┏━━

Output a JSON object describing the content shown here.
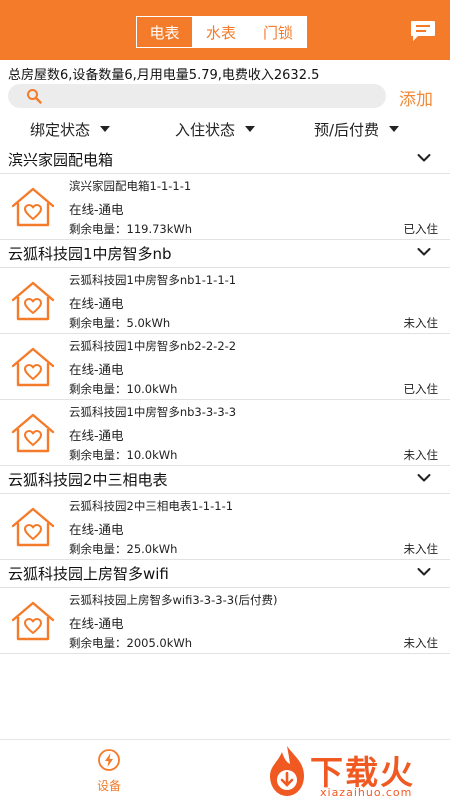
{
  "header": {
    "tabs": [
      {
        "label": "电表",
        "active": true
      },
      {
        "label": "水表",
        "active": false
      },
      {
        "label": "门锁",
        "active": false
      }
    ],
    "message_icon": "message-icon"
  },
  "summary": "总房屋数6,设备数量6,月用电量5.79,电费收入2632.5",
  "search": {
    "placeholder": "",
    "icon": "search-icon",
    "add_label": "添加"
  },
  "filters": [
    {
      "label": "绑定状态"
    },
    {
      "label": "入住状态"
    },
    {
      "label": "预/后付费"
    }
  ],
  "groups": [
    {
      "title": "滨兴家园配电箱",
      "devices": [
        {
          "name": "滨兴家园配电箱1-1-1-1",
          "status": "在线-通电",
          "power": "剩余电量：119.73kWh",
          "occupancy": "已入住"
        }
      ]
    },
    {
      "title": "云狐科技园1中房智多nb",
      "devices": [
        {
          "name": "云狐科技园1中房智多nb1-1-1-1",
          "status": "在线-通电",
          "power": "剩余电量：5.0kWh",
          "occupancy": "未入住"
        },
        {
          "name": "云狐科技园1中房智多nb2-2-2-2",
          "status": "在线-通电",
          "power": "剩余电量：10.0kWh",
          "occupancy": "已入住"
        },
        {
          "name": "云狐科技园1中房智多nb3-3-3-3",
          "status": "在线-通电",
          "power": "剩余电量：10.0kWh",
          "occupancy": "未入住"
        }
      ]
    },
    {
      "title": "云狐科技园2中三相电表",
      "devices": [
        {
          "name": "云狐科技园2中三相电表1-1-1-1",
          "status": "在线-通电",
          "power": "剩余电量：25.0kWh",
          "occupancy": "未入住"
        }
      ]
    },
    {
      "title": "云狐科技园上房智多wifi",
      "devices": [
        {
          "name": "云狐科技园上房智多wifi3-3-3-3(后付费)",
          "status": "在线-通电",
          "power": "剩余电量：2005.0kWh",
          "occupancy": "未入住"
        }
      ]
    }
  ],
  "bottom_nav": {
    "label": "设备",
    "icon": "lightning-icon"
  },
  "watermark": {
    "text": "下载火",
    "sub": "xiazaihuo.com"
  },
  "colors": {
    "accent": "#f47b2a",
    "add": "#f08a3a",
    "watermark": "#f05a22"
  }
}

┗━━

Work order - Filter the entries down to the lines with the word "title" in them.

Expected answer -
      "title": "滨兴家园配电箱",
      "title": "云狐科技园1中房智多nb",
      "title": "云狐科技园2中三相电表",
      "title": "云狐科技园上房智多wifi",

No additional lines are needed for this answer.